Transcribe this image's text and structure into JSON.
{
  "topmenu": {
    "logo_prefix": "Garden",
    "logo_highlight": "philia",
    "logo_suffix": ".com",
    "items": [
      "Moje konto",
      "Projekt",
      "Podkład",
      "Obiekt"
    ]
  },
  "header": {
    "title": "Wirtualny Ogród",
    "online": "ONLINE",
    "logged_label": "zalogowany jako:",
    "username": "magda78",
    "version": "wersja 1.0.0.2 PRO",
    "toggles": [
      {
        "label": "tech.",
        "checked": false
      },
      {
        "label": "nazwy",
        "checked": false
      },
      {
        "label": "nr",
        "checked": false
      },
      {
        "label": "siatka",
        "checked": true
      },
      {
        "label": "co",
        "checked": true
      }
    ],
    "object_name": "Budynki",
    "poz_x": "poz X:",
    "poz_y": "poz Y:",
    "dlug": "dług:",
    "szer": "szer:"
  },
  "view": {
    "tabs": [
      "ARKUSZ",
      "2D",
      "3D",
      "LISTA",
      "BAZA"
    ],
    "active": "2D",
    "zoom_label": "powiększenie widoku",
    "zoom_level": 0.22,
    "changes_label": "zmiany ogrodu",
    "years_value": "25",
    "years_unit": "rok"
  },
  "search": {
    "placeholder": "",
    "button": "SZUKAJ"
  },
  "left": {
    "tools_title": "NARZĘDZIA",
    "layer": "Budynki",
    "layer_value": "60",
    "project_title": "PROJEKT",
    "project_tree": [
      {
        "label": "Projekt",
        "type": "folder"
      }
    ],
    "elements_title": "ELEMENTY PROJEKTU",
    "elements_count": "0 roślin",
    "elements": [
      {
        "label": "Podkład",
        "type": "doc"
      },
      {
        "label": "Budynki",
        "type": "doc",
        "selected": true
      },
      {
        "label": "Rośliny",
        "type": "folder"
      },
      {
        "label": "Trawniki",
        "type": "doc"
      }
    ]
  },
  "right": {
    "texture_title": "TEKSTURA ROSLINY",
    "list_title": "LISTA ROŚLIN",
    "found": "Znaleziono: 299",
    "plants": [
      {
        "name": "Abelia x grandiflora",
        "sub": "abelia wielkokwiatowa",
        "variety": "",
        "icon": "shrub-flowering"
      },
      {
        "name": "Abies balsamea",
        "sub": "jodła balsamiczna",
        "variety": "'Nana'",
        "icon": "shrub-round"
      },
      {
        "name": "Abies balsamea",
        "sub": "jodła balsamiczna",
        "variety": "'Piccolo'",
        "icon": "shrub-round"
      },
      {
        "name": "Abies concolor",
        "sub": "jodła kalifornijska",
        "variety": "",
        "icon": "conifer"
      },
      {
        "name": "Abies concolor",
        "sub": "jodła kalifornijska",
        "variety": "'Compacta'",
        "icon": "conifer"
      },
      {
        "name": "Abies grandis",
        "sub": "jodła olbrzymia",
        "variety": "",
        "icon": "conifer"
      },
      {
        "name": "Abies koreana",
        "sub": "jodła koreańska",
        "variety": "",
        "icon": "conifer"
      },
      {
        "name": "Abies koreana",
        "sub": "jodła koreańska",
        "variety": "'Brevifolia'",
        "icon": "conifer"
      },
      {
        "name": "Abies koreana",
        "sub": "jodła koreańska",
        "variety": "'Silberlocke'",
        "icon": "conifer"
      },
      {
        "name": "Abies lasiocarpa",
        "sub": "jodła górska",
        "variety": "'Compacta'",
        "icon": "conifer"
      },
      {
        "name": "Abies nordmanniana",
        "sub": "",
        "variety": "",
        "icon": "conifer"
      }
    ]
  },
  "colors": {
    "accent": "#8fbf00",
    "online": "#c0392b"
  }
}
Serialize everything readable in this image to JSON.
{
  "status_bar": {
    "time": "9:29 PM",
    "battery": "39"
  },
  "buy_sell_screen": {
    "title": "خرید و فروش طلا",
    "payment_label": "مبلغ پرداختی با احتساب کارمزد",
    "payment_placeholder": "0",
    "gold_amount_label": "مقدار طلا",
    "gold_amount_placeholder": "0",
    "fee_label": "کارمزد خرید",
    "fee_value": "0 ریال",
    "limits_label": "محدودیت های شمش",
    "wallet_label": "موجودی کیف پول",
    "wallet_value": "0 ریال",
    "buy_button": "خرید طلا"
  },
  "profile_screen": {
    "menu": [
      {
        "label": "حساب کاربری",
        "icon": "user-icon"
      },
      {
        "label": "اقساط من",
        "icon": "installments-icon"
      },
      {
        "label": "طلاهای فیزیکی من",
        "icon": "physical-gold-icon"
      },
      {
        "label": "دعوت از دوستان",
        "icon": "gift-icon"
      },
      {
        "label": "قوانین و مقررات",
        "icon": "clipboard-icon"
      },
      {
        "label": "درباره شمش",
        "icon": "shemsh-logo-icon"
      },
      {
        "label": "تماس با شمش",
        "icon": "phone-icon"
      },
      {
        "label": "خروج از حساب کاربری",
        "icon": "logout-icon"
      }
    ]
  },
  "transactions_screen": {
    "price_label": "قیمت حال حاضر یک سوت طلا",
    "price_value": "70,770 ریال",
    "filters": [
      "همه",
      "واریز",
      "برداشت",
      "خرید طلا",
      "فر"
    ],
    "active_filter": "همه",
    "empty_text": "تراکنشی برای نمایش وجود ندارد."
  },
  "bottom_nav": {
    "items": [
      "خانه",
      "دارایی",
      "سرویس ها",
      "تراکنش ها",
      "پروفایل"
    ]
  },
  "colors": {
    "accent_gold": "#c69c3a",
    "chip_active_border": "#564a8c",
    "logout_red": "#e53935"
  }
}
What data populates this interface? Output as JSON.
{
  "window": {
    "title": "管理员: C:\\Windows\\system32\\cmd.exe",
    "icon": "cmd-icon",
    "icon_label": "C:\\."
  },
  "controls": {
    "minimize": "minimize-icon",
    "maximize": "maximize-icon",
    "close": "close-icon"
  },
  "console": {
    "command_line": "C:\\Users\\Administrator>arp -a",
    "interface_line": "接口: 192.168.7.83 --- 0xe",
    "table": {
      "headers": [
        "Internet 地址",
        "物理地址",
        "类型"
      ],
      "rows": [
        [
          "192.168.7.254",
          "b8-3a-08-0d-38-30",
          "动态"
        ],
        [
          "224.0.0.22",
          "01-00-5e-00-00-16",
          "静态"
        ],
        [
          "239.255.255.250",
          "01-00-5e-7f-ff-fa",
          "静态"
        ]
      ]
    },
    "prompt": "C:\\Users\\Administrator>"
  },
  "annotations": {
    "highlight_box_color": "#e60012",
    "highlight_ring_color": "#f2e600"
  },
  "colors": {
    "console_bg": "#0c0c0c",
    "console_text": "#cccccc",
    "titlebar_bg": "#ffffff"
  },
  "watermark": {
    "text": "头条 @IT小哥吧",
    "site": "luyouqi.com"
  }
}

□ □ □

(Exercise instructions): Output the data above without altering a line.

(Answer):
Transcribe this image's text and structure into JSON.
{
  "topmenu": {
    "logo_prefix": "Garden",
    "logo_highlight": "philia",
    "logo_suffix": ".com",
    "items": [
      "Moje konto",
      "Projekt",
      "Podkład",
      "Obiekt"
    ]
  },
  "header": {
    "title": "Wirtualny Ogród",
    "online": "ONLINE",
    "logged_label": "zalogowany jako:",
    "username": "magda78",
    "version": "wersja 1.0.0.2 PRO",
    "toggles": [
      {
        "label": "tech.",
        "checked": false
      },
      {
        "label": "nazwy",
        "checked": false
      },
      {
        "label": "nr",
        "checked": false
      },
      {
        "label": "siatka",
        "checked": true
      },
      {
        "label": "co",
        "checked": true
      }
    ],
    "object_name": "Budynki",
    "poz_x": "poz X:",
    "poz_y": "poz Y:",
    "dlug": "dług:",
    "szer": "szer:"
  },
  "view": {
    "tabs": [
      "ARKUSZ",
      "2D",
      "3D",
      "LISTA",
      "BAZA"
    ],
    "active": "2D",
    "zoom_label": "powiększenie widoku",
    "zoom_level": 0.22,
    "changes_label": "zmiany ogrodu",
    "years_value": "25",
    "years_unit": "rok"
  },
  "search": {
    "placeholder": "",
    "button": "SZUKAJ"
  },
  "left": {
    "tools_title": "NARZĘDZIA",
    "layer": "Budynki",
    "layer_value": "60",
    "project_title": "PROJEKT",
    "project_tree": [
      {
        "label": "Projekt",
        "type": "folder"
      }
    ],
    "elements_title": "ELEMENTY PROJEKTU",
    "elements_count": "0 roślin",
    "elements": [
      {
        "label": "Podkład",
        "type": "doc"
      },
      {
        "label": "Budynki",
        "type": "doc",
        "selected": true
      },
      {
        "label": "Rośliny",
        "type": "folder"
      },
      {
        "label": "Trawniki",
        "type": "doc"
      }
    ]
  },
  "right": {
    "texture_title": "TEKSTURA ROSLINY",
    "list_title": "LISTA ROŚLIN",
    "found": "Znaleziono: 299",
    "plants": [
      {
        "name": "Abelia x grandiflora",
        "sub": "abelia wielkokwiatowa",
        "variety": "",
        "icon": "shrub-flowering"
      },
      {
        "name": "Abies balsamea",
        "sub": "jodła balsamiczna",
        "variety": "'Nana'",
        "icon": "shrub-round"
      },
      {
        "name": "Abies balsamea",
        "sub": "jodła balsamiczna",
        "variety": "'Piccolo'",
        "icon": "shrub-round"
      },
      {
        "name": "Abies concolor",
        "sub": "jodła kalifornijska",
        "variety": "",
        "icon": "conifer"
      },
      {
        "name": "Abies concolor",
        "sub": "jodła kalifornijska",
        "variety": "'Compacta'",
        "icon": "conifer"
      },
      {
        "name": "Abies grandis",
        "sub": "jodła olbrzymia",
        "variety": "",
        "icon": "conifer"
      },
      {
        "name": "Abies koreana",
        "sub": "jodła koreańska",
        "variety": "",
        "icon": "conifer"
      },
      {
        "name": "Abies koreana",
        "sub": "jodła koreańska",
        "variety": "'Brevifolia'",
        "icon": "conifer"
      },
      {
        "name": "Abies koreana",
        "sub": "jodła koreańska",
        "variety": "'Silberlocke'",
        "icon": "conifer"
      },
      {
        "name": "Abies lasiocarpa",
        "sub": "jodła górska",
        "variety": "'Compacta'",
        "icon": "conifer"
      },
      {
        "name": "Abies nordmanniana",
        "sub": "",
        "variety": "",
        "icon": "conifer"
      }
    ]
  },
  "colors": {
    "accent": "#8fbf00",
    "online": "#c0392b"
  }
}
Serialize everything readable in this image to JSON.
{
  "status_bar": {
    "time": "9:29 PM",
    "battery": "39"
  },
  "buy_sell_screen": {
    "title": "خرید و فروش طلا",
    "payment_label": "مبلغ پرداختی با احتساب کارمزد",
    "payment_placeholder": "0",
    "gold_amount_label": "مقدار طلا",
    "gold_amount_placeholder": "0",
    "fee_label": "کارمزد خرید",
    "fee_value": "0 ریال",
    "limits_label": "محدودیت های شمش",
    "wallet_label": "موجودی کیف پول",
    "wallet_value": "0 ریال",
    "buy_button": "خرید طلا"
  },
  "profile_screen": {
    "menu": [
      {
        "label": "حساب کاربری",
        "icon": "user-icon"
      },
      {
        "label": "اقساط من",
        "icon": "installments-icon"
      },
      {
        "label": "طلاهای فیزیکی من",
        "icon": "physical-gold-icon"
      },
      {
        "label": "دعوت از دوستان",
        "icon": "gift-icon"
      },
      {
        "label": "قوانین و مقررات",
        "icon": "clipboard-icon"
      },
      {
        "label": "درباره شمش",
        "icon": "shemsh-logo-icon"
      },
      {
        "label": "تماس با شمش",
        "icon": "phone-icon"
      },
      {
        "label": "خروج از حساب کاربری",
        "icon": "logout-icon"
      }
    ]
  },
  "transactions_screen": {
    "price_label": "قیمت حال حاضر یک سوت طلا",
    "price_value": "70,770 ریال",
    "filters": [
      "همه",
      "واریز",
      "برداشت",
      "خرید طلا",
      "فر"
    ],
    "active_filter": "همه",
    "empty_text": "تراکنشی برای نمایش وجود ندارد."
  },
  "bottom_nav": {
    "items": [
      "خانه",
      "دارایی",
      "سرویس ها",
      "تراکنش ها",
      "پروفایل"
    ]
  },
  "colors": {
    "accent_gold": "#c69c3a",
    "chip_active_border": "#564a8c",
    "logout_red": "#e53935"
  }
}
What data populates this interface? Output as JSON.
{
  "window": {
    "title": "管理员: C:\\Windows\\system32\\cmd.exe",
    "icon": "cmd-icon",
    "icon_label": "C:\\."
  },
  "controls": {
    "minimize": "minimize-icon",
    "maximize": "maximize-icon",
    "close": "close-icon"
  },
  "console": {
    "command_line": "C:\\Users\\Administrator>arp -a",
    "interface_line": "接口: 192.168.7.83 --- 0xe",
    "table": {
      "headers": [
        "Internet 地址",
        "物理地址",
        "类型"
      ],
      "rows": [
        [
          "192.168.7.254",
          "b8-3a-08-0d-38-30",
          "动态"
        ],
        [
          "224.0.0.22",
          "01-00-5e-00-00-16",
          "静态"
        ],
        [
          "239.255.255.250",
          "01-00-5e-7f-ff-fa",
          "静态"
        ]
      ]
    },
    "prompt": "C:\\Users\\Administrator>"
  },
  "annotations": {
    "highlight_box_color": "#e60012",
    "highlight_ring_color": "#f2e600"
  },
  "colors": {
    "console_bg": "#0c0c0c",
    "console_text": "#cccccc",
    "titlebar_bg": "#ffffff"
  },
  "watermark": {
    "text": "头条 @IT小哥吧",
    "site": "luyouqi.com"
  }
}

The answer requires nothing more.